Problem to solve:
Please reproduce the data below exactly, from the first line to the last.
Input records section start
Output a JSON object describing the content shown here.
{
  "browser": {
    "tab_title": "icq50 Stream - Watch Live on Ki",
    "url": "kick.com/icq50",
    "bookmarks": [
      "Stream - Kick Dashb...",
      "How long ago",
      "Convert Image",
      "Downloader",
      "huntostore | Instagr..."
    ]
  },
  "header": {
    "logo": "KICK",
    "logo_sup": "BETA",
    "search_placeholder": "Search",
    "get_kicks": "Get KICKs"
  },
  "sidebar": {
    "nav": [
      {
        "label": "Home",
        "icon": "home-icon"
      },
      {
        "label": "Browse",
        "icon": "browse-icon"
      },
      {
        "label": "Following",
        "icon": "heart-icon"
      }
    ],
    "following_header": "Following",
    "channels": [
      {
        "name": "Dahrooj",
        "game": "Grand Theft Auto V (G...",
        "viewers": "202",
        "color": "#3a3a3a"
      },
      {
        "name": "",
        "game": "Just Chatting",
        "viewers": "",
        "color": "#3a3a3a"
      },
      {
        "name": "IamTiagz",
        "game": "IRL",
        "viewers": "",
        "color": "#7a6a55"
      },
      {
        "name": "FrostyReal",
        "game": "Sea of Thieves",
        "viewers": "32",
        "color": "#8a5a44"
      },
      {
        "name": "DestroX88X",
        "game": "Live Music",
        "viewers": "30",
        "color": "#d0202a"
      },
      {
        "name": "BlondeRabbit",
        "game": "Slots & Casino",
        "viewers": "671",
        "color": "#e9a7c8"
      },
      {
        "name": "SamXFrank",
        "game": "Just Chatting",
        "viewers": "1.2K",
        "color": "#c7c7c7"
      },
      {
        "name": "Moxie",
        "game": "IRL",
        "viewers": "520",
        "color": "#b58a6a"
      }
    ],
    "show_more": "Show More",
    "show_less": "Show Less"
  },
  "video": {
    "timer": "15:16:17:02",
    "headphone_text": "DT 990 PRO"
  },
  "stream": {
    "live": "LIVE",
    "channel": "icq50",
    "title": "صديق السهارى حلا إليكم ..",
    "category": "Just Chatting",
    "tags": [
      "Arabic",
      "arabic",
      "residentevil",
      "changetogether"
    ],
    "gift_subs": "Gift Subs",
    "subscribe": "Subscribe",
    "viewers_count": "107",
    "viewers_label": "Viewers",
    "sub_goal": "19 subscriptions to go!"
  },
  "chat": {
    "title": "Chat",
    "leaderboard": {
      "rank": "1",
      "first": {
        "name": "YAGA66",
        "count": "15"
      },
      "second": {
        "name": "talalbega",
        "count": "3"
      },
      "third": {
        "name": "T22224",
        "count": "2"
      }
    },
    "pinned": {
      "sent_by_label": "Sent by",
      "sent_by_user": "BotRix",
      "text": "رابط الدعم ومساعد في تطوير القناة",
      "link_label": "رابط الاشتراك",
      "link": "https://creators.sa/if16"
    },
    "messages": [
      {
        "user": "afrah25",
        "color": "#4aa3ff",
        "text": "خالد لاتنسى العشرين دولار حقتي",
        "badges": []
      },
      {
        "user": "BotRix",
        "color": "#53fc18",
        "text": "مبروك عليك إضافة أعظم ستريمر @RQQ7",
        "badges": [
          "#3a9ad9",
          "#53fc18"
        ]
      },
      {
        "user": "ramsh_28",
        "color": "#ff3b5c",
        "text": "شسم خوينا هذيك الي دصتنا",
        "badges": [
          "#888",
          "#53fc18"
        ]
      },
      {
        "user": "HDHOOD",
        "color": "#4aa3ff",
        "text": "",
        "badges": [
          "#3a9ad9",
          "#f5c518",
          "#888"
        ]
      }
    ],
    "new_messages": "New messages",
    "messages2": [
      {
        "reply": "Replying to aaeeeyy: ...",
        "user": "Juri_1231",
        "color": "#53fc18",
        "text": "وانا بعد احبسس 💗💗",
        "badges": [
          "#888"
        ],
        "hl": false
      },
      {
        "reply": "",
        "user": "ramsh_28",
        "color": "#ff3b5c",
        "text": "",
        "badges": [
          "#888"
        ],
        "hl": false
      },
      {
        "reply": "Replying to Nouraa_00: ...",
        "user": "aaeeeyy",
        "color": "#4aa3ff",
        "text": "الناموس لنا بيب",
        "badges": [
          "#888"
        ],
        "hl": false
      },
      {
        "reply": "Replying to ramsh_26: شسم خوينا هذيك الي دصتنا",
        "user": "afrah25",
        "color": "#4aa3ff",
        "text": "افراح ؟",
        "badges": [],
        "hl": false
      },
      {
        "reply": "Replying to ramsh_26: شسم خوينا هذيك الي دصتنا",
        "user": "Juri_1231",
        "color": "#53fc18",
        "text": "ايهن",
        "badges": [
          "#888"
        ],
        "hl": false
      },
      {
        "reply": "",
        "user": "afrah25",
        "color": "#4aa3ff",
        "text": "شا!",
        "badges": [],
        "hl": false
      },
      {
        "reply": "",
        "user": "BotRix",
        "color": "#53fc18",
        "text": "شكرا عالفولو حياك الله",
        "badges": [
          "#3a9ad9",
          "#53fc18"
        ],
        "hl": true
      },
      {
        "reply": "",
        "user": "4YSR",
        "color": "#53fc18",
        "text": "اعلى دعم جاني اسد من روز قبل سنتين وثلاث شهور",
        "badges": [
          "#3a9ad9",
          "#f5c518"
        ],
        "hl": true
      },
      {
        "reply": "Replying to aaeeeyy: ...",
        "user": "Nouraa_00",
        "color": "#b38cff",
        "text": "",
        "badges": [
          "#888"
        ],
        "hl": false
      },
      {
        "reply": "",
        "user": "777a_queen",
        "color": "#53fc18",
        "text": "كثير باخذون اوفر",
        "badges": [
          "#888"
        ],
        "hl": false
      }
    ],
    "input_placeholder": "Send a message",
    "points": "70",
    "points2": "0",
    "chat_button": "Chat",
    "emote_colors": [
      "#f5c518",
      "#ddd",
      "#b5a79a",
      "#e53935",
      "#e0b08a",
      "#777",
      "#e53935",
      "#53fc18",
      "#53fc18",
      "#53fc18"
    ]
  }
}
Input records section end
Exercise response:
Output a JSON object describing the content shown here.
{
  "browser": {
    "tab_title": "icq50 Stream - Watch Live on Ki",
    "url": "kick.com/icq50",
    "bookmarks": [
      "Stream - Kick Dashb...",
      "How long ago",
      "Convert Image",
      "Downloader",
      "huntostore | Instagr..."
    ]
  },
  "header": {
    "logo": "KICK",
    "logo_sup": "BETA",
    "search_placeholder": "Search",
    "get_kicks": "Get KICKs"
  },
  "sidebar": {
    "nav": [
      {
        "label": "Home",
        "icon": "home-icon"
      },
      {
        "label": "Browse",
        "icon": "browse-icon"
      },
      {
        "label": "Following",
        "icon": "heart-icon"
      }
    ],
    "following_header": "Following",
    "channels": [
      {
        "name": "Dahrooj",
        "game": "Grand Theft Auto V (G...",
        "viewers": "202",
        "color": "#3a3a3a"
      },
      {
        "name": "",
        "game": "Just Chatting",
        "viewers": "",
        "color": "#3a3a3a"
      },
      {
        "name": "IamTiagz",
        "game": "IRL",
        "viewers": "",
        "color": "#7a6a55"
      },
      {
        "name": "FrostyReal",
        "game": "Sea of Thieves",
        "viewers": "32",
        "color": "#8a5a44"
      },
      {
        "name": "DestroX88X",
        "game": "Live Music",
        "viewers": "30",
        "color": "#d0202a"
      },
      {
        "name": "BlondeRabbit",
        "game": "Slots & Casino",
        "viewers": "671",
        "color": "#e9a7c8"
      },
      {
        "name": "SamXFrank",
        "game": "Just Chatting",
        "viewers": "1.2K",
        "color": "#c7c7c7"
      },
      {
        "name": "Moxie",
        "game": "IRL",
        "viewers": "520",
        "color": "#b58a6a"
      }
    ],
    "show_more": "Show More",
    "show_less": "Show Less"
  },
  "video": {
    "timer": "15:16:17:02",
    "headphone_text": "DT 990 PRO"
  },
  "stream": {
    "live": "LIVE",
    "channel": "icq50",
    "title": "صديق السهارى حلا إليكم ..",
    "category": "Just Chatting",
    "tags": [
      "Arabic",
      "arabic",
      "residentevil",
      "changetogether"
    ],
    "gift_subs": "Gift Subs",
    "subscribe": "Subscribe",
    "viewers_count": "107",
    "viewers_label": "Viewers",
    "sub_goal": "19 subscriptions to go!"
  },
  "chat": {
    "title": "Chat",
    "leaderboard": {
      "rank": "1",
      "first": {
        "name": "YAGA66",
        "count": "15"
      },
      "second": {
        "name": "talalbega",
        "count": "3"
      },
      "third": {
        "name": "T22224",
        "count": "2"
      }
    },
    "pinned": {
      "sent_by_label": "Sent by",
      "sent_by_user": "BotRix",
      "text": "رابط الدعم ومساعد في تطوير القناة",
      "link_label": "رابط الاشتراك",
      "link": "https://creators.sa/if16"
    },
    "messages": [
      {
        "user": "afrah25",
        "color": "#4aa3ff",
        "text": "خالد لاتنسى العشرين دولار حقتي",
        "badges": []
      },
      {
        "user": "BotRix",
        "color": "#53fc18",
        "text": "مبروك عليك إضافة أعظم ستريمر @RQQ7",
        "badges": [
          "#3a9ad9",
          "#53fc18"
        ]
      },
      {
        "user": "ramsh_28",
        "color": "#ff3b5c",
        "text": "شسم خوينا هذيك الي دصتنا",
        "badges": [
          "#888",
          "#53fc18"
        ]
      },
      {
        "user": "HDHOOD",
        "color": "#4aa3ff",
        "text": "",
        "badges": [
          "#3a9ad9",
          "#f5c518",
          "#888"
        ]
      }
    ],
    "new_messages": "New messages",
    "messages2": [
      {
        "reply": "Replying to aaeeeyy: ...",
        "user": "Juri_1231",
        "color": "#53fc18",
        "text": "وانا بعد احبسس 💗💗",
        "badges": [
          "#888"
        ],
        "hl": false
      },
      {
        "reply": "",
        "user": "ramsh_28",
        "color": "#ff3b5c",
        "text": "",
        "badges": [
          "#888"
        ],
        "hl": false
      },
      {
        "reply": "Replying to Nouraa_00: ...",
        "user": "aaeeeyy",
        "color": "#4aa3ff",
        "text": "الناموس لنا بيب",
        "badges": [
          "#888"
        ],
        "hl": false
      },
      {
        "reply": "Replying to ramsh_26: شسم خوينا هذيك الي دصتنا",
        "user": "afrah25",
        "color": "#4aa3ff",
        "text": "افراح ؟",
        "badges": [],
        "hl": false
      },
      {
        "reply": "Replying to ramsh_26: شسم خوينا هذيك الي دصتنا",
        "user": "Juri_1231",
        "color": "#53fc18",
        "text": "ايهن",
        "badges": [
          "#888"
        ],
        "hl": false
      },
      {
        "reply": "",
        "user": "afrah25",
        "color": "#4aa3ff",
        "text": "شا!",
        "badges": [],
        "hl": false
      },
      {
        "reply": "",
        "user": "BotRix",
        "color": "#53fc18",
        "text": "شكرا عالفولو حياك الله",
        "badges": [
          "#3a9ad9",
          "#53fc18"
        ],
        "hl": true
      },
      {
        "reply": "",
        "user": "4YSR",
        "color": "#53fc18",
        "text": "اعلى دعم جاني اسد من روز قبل سنتين وثلاث شهور",
        "badges": [
          "#3a9ad9",
          "#f5c518"
        ],
        "hl": true
      },
      {
        "reply": "Replying to aaeeeyy: ...",
        "user": "Nouraa_00",
        "color": "#b38cff",
        "text": "",
        "badges": [
          "#888"
        ],
        "hl": false
      },
      {
        "reply": "",
        "user": "777a_queen",
        "color": "#53fc18",
        "text": "كثير باخذون اوفر",
        "badges": [
          "#888"
        ],
        "hl": false
      }
    ],
    "input_placeholder": "Send a message",
    "points": "70",
    "points2": "0",
    "chat_button": "Chat",
    "emote_colors": [
      "#f5c518",
      "#ddd",
      "#b5a79a",
      "#e53935",
      "#e0b08a",
      "#777",
      "#e53935",
      "#53fc18",
      "#53fc18",
      "#53fc18"
    ]
  }
}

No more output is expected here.